PHILADELPHIA, Penn. – It’s one of the largest sweeping removals of officers from the street in history.
The City of Philadelphia has placed 72 police officers on desk duty while they investigate reports of thousands of aggressive and racially biased social media posts and comments, according to the police commissioner.
The investigation began after a group called The Plain View Project released massive amounts of inappropriate content on social media that had allegedly been posted or commented on by police officers. Reports said that some of the content included racist images or memes, posts calling for violence, aggression against members of Islam and other inflammatory material.
The Plain View Project refers to themselves as a “database of public Facebook posts and comments made by current and former police officers from several jurisdictions across the United States.”
Now, officials are combing through the social media history of 72 officers.
“We are equally as disgusted by many of the posts that you saw and in many cases, the rest of the nation saw,” Philadelphia Police Commissioner Richard Ross said.
Other major departments are digging deeper after the damning report was published earlier this month. Internal affairs officials in Dallas, Phoenix and St. Louis are all performing similar investigations.
What will become of these officers if their posts are found to contain what has been alleged against them?
“Several dozen” members of the department that are now on desk duty will be severely disciplined, and others will be terminated altogether, said Commissioner Ross, though he did not provide specifics on who would and wouldn’t keep their job.
"We are equally as disgusted by many of the posts that you saw & in many cases, the rest of the nation saw." #Philly Police Commissioner Richard Ross said several dozen of those on desk duty will be disciplined, others will be fired.
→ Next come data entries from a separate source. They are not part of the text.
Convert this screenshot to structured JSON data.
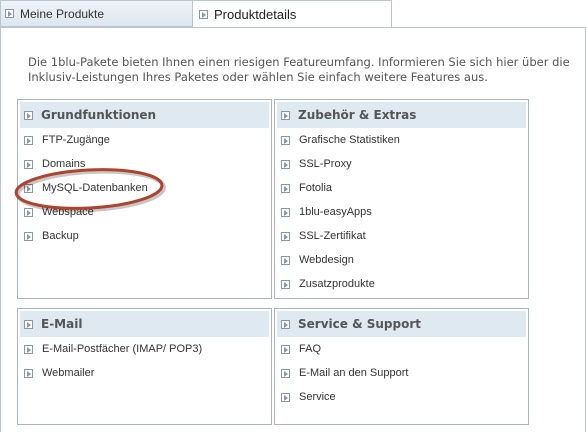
{
  "tabs": [
    {
      "label": "Meine Produkte",
      "active": false
    },
    {
      "label": "Produktdetails",
      "active": true
    }
  ],
  "intro": {
    "text": "Die 1blu-Pakete bieten Ihnen einen riesigen Featureumfang. Informieren Sie sich hier über die Inklusiv-Leistungen Ihres Paketes oder wählen Sie einfach weitere Features aus."
  },
  "panels": [
    {
      "title": "Grundfunktionen",
      "items": [
        "FTP-Zugänge",
        "Domains",
        "MySQL-Datenbanken",
        "Webspace",
        "Backup"
      ]
    },
    {
      "title": "Zubehör & Extras",
      "items": [
        "Grafische Statistiken",
        "SSL-Proxy",
        "Fotolia",
        "1blu-easyApps",
        "SSL-Zertifikat",
        "Webdesign",
        "Zusatzprodukte"
      ]
    },
    {
      "title": "E-Mail",
      "items": [
        "E-Mail-Postfächer (IMAP/ POP3)",
        "Webmailer"
      ]
    },
    {
      "title": "Service & Support",
      "items": [
        "FAQ",
        "E-Mail an den Support",
        "Service"
      ]
    }
  ],
  "annotation": {
    "color": "#b0432e",
    "target": "MySQL-Datenbanken"
  },
  "colors": {
    "header_bg": "#dfe9f1",
    "border": "#a9b5c2",
    "tab_border": "#b9c6d2"
  },
  "icons": {
    "item_icon": "arrow-icon"
  }
}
Read more from @NPR https://t.co/iFZ4IA0bgK
— WCVE TV / FM (@wcve) June 20, 2019
“If the speech is determined to be protected, no further action will be taken,” Ross said. “An example would be an opinion on a matter of public concern that may be unpopular … but does not include threats of violence or pejorative language against any protected class.”
This type of behavior isn’t consistent with what their oath promises the community, Ross noted. They only further the divide between police and the public. A relationship we’re trying so hard to mend.
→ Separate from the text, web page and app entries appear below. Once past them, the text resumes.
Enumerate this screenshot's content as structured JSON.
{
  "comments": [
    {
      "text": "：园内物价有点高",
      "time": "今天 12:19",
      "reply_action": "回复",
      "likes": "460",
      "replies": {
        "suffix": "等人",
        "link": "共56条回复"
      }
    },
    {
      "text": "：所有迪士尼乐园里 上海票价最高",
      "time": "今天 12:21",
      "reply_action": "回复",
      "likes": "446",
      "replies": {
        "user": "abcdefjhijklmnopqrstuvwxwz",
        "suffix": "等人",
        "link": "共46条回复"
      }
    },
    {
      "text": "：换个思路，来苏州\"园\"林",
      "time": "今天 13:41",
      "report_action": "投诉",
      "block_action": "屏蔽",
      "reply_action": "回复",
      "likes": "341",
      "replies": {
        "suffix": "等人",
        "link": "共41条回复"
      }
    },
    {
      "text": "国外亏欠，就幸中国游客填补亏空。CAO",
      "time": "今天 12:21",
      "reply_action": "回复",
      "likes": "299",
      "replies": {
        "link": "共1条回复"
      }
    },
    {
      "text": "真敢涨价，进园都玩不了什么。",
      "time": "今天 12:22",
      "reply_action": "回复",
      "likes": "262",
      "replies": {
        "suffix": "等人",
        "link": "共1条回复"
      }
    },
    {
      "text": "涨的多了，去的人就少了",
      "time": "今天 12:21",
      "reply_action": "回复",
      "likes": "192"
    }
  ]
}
“We’ve talked about from the outset how disturbing, how disappointing and upsetting these posts are,” Ross said at a press briefing. “They will undeniably impact police-community relations.”
The Philadelphia Fraternal Order of Police condemned any hate speech, but voiced their support for their brothers and sisters who are so frequently attacked online.
“We strongly condemn violence and racism in any form,” Philadelphia FOP President John McNesby said. “The overwhelming majority of our 7-thousand officers regularly act with integrity and professionalism. We simply ask, who is watching or policing those that target law enforcement with violence, racism and unacceptable behavior?”
“We stand with our officers who serve in our neighborhoods every day and keep us safe.”
Ross says they are ready to repair the reputation of the department and bring back a higher level of trust with the community.
“This puts us in a position to work even harder than we already do to cultivate relationships with neighborhoods and individual groups that we struggle to work with or struggle to maintain relationships with now,” said Ross. “We will work tirelessly to repair that reputation.”
Ross also begged people to keep in mind that the city employs 6,500 officers, and that it’s incredibly unfair to conclude that all police officers are racist.
“There are many, many thousands who don’t think like this and who wouldn’t engage in this kind of behavior,” Ross said. “Wouldn’t make sense to assume that everybody is a racist and everybody is Islamophobic and everybody is a sexist, because they’re not,” he said.
The department’s social media policy prohibits profanity, discriminatory language or personal insults.
The investigation into the scandal is ongoing.